-- Extracted records --
-*-*-
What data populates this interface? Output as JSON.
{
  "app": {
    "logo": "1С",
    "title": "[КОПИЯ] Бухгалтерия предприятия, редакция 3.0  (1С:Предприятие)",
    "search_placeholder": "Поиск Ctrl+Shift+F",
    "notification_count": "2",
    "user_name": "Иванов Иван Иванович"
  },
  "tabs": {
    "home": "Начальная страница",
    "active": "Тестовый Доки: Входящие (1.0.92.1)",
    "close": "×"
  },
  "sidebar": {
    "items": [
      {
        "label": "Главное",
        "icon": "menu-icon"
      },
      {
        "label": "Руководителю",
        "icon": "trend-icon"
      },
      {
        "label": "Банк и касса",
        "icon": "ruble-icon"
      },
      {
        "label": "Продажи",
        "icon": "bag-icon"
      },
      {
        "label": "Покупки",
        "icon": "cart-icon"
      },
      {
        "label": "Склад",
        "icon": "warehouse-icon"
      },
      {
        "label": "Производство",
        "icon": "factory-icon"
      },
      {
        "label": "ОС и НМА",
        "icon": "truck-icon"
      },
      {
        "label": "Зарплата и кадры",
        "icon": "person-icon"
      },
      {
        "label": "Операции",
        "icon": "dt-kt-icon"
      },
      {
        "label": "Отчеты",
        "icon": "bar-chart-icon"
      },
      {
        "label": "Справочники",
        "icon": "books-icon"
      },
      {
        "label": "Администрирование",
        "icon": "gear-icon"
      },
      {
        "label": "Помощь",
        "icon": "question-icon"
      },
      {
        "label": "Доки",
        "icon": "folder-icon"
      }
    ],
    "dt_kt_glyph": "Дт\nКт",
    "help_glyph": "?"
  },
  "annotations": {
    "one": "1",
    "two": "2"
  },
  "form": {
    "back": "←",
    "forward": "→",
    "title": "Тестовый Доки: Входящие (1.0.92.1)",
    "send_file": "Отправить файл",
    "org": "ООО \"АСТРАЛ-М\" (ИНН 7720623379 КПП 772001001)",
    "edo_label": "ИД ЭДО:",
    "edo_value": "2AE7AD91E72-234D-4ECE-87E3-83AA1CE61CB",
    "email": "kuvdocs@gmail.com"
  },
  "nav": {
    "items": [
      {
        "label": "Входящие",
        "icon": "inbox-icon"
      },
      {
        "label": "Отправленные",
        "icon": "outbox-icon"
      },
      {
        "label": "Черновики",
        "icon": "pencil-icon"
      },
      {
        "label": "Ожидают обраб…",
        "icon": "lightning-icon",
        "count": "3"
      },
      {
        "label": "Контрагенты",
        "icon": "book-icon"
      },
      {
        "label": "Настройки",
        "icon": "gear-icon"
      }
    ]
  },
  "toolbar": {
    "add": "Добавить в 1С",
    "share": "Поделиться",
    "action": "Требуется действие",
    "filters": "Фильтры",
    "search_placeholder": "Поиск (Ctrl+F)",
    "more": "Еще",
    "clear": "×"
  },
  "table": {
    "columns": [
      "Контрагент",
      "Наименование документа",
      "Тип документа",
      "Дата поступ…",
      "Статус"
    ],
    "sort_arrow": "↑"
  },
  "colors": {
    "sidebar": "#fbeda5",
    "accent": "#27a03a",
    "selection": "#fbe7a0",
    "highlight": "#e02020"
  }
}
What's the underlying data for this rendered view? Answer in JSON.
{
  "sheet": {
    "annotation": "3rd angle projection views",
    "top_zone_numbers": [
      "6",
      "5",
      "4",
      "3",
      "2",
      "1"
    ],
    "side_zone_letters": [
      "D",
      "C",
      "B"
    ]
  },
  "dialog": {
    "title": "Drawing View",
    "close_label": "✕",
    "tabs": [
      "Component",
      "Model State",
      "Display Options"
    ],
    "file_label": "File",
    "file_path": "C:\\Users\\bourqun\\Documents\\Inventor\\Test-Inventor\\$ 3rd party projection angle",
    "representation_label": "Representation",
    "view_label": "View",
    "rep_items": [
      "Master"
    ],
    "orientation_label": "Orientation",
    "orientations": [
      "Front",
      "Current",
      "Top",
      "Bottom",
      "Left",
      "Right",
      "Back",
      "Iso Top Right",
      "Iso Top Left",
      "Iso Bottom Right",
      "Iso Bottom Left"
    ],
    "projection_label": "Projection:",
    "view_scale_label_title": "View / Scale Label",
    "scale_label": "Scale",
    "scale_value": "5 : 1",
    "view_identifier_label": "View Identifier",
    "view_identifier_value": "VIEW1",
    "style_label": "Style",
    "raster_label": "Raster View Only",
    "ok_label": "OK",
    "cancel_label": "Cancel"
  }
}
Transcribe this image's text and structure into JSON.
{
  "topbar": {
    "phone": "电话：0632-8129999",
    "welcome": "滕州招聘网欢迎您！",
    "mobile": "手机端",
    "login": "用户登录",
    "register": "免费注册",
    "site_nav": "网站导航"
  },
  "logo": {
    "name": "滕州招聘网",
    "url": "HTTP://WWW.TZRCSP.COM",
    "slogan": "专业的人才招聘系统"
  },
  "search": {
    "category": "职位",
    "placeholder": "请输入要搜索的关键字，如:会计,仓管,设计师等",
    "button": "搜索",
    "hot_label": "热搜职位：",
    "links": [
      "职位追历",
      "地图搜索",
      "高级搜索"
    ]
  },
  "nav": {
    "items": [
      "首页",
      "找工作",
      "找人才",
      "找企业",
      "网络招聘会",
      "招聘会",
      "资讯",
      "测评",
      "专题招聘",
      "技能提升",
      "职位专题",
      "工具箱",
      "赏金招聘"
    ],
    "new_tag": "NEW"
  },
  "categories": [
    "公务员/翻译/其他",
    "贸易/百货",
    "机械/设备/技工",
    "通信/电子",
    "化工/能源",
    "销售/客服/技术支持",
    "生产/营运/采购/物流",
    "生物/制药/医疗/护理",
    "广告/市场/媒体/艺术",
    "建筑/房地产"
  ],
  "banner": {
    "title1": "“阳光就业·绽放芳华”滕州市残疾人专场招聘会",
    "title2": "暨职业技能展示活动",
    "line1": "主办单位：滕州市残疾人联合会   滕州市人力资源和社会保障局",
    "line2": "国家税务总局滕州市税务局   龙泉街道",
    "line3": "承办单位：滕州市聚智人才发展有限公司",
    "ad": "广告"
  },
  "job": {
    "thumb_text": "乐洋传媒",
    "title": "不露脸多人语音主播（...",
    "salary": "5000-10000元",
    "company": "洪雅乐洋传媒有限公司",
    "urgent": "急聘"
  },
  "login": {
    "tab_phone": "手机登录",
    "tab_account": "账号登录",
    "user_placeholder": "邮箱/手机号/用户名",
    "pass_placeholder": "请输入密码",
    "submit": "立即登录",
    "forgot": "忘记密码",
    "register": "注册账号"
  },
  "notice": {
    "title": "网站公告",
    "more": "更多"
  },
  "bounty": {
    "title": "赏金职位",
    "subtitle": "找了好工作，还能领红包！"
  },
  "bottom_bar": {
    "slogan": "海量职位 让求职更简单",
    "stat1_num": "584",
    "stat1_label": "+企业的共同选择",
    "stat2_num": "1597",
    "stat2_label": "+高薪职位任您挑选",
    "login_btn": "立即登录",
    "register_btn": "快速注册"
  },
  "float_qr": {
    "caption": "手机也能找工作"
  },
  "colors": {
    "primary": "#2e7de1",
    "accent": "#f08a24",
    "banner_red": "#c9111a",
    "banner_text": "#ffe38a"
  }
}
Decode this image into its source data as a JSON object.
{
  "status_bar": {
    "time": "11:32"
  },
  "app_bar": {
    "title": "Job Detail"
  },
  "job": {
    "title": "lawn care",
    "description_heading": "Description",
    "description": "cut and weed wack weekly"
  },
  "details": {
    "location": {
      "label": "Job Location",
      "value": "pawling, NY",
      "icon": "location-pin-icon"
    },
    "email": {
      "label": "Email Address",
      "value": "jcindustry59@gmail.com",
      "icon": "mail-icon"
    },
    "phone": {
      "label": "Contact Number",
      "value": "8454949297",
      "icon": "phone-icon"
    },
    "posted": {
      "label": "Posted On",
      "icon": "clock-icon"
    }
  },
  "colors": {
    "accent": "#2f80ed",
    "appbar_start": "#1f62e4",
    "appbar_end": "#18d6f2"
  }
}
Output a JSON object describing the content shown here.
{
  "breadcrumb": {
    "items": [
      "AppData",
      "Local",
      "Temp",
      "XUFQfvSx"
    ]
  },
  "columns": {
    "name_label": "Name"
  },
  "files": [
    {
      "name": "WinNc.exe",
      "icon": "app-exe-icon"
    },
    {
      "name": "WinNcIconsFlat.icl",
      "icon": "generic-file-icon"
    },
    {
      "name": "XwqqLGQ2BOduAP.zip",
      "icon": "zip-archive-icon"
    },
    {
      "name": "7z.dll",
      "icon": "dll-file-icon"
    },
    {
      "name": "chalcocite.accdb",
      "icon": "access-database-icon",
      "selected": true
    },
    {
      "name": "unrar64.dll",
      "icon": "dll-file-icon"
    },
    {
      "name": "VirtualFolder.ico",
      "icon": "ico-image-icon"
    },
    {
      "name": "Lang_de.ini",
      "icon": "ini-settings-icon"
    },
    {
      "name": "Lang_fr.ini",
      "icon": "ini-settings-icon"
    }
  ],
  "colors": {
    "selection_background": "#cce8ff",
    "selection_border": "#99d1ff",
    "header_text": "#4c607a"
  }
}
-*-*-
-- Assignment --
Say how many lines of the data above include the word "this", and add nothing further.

-- Result below --
4